» **Problem details**
The full listing should be set down again precisely.

+++ Extracted material

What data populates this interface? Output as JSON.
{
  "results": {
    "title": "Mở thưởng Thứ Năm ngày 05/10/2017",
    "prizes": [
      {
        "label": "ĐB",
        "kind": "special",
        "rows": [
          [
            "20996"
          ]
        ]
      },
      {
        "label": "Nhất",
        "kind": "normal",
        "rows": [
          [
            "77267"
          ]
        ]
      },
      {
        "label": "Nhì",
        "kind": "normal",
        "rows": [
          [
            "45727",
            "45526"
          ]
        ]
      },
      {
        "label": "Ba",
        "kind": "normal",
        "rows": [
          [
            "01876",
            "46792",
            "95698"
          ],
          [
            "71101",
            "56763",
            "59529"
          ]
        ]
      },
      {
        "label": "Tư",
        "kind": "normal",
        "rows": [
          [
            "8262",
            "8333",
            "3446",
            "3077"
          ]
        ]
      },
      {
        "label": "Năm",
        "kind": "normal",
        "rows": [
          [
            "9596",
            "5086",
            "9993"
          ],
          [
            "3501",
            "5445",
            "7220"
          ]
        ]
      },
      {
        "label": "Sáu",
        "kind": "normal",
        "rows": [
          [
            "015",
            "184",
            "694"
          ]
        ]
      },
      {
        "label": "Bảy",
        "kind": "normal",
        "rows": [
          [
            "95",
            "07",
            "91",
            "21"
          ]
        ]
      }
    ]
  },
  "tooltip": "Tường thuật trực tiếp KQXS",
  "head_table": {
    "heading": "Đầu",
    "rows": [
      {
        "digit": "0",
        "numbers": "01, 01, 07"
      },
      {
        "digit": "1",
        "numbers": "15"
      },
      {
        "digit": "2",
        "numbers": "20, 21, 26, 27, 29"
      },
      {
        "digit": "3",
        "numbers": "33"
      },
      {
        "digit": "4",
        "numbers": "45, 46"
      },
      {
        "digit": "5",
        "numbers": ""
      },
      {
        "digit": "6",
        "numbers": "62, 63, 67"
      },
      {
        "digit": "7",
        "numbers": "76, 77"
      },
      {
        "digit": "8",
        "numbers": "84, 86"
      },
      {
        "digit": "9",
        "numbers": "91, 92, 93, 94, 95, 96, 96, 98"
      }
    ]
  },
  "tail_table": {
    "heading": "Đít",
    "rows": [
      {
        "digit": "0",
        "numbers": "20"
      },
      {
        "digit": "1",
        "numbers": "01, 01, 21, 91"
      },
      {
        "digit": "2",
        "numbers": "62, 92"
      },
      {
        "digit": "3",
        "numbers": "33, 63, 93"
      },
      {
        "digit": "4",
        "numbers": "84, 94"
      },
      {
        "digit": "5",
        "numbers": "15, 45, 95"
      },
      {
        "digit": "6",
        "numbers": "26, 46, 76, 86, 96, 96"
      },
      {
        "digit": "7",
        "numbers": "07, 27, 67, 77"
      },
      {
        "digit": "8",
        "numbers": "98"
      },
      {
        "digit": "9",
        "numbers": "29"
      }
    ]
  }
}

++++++

» **Answer to the exercise**
What data populates this interface? Output as JSON.
{
  "results": {
    "title": "Mở thưởng Thứ Năm ngày 05/10/2017",
    "prizes": [
      {
        "label": "ĐB",
        "kind": "special",
        "rows": [
          [
            "20996"
          ]
        ]
      },
      {
        "label": "Nhất",
        "kind": "normal",
        "rows": [
          [
            "77267"
          ]
        ]
      },
      {
        "label": "Nhì",
        "kind": "normal",
        "rows": [
          [
            "45727",
            "45526"
          ]
        ]
      },
      {
        "label": "Ba",
        "kind": "normal",
        "rows": [
          [
            "01876",
            "46792",
            "95698"
          ],
          [
            "71101",
            "56763",
            "59529"
          ]
        ]
      },
      {
        "label": "Tư",
        "kind": "normal",
        "rows": [
          [
            "8262",
            "8333",
            "3446",
            "3077"
          ]
        ]
      },
      {
        "label": "Năm",
        "kind": "normal",
        "rows": [
          [
            "9596",
            "5086",
            "9993"
          ],
          [
            "3501",
            "5445",
            "7220"
          ]
        ]
      },
      {
        "label": "Sáu",
        "kind": "normal",
        "rows": [
          [
            "015",
            "184",
            "694"
          ]
        ]
      },
      {
        "label": "Bảy",
        "kind": "normal",
        "rows": [
          [
            "95",
            "07",
            "91",
            "21"
          ]
        ]
      }
    ]
  },
  "tooltip": "Tường thuật trực tiếp KQXS",
  "head_table": {
    "heading": "Đầu",
    "rows": [
      {
        "digit": "0",
        "numbers": "01, 01, 07"
      },
      {
        "digit": "1",
        "numbers": "15"
      },
      {
        "digit": "2",
        "numbers": "20, 21, 26, 27, 29"
      },
      {
        "digit": "3",
        "numbers": "33"
      },
      {
        "digit": "4",
        "numbers": "45, 46"
      },
      {
        "digit": "5",
        "numbers": ""
      },
      {
        "digit": "6",
        "numbers": "62, 63, 67"
      },
      {
        "digit": "7",
        "numbers": "76, 77"
      },
      {
        "digit": "8",
        "numbers": "84, 86"
      },
      {
        "digit": "9",
        "numbers": "91, 92, 93, 94, 95, 96, 96, 98"
      }
    ]
  },
  "tail_table": {
    "heading": "Đít",
    "rows": [
      {
        "digit": "0",
        "numbers": "20"
      },
      {
        "digit": "1",
        "numbers": "01, 01, 21, 91"
      },
      {
        "digit": "2",
        "numbers": "62, 92"
      },
      {
        "digit": "3",
        "numbers": "33, 63, 93"
      },
      {
        "digit": "4",
        "numbers": "84, 94"
      },
      {
        "digit": "5",
        "numbers": "15, 45, 95"
      },
      {
        "digit": "6",
        "numbers": "26, 46, 76, 86, 96, 96"
      },
      {
        "digit": "7",
        "numbers": "07, 27, 67, 77"
      },
      {
        "digit": "8",
        "numbers": "98"
      },
      {
        "digit": "9",
        "numbers": "29"
      }
    ]
  }
}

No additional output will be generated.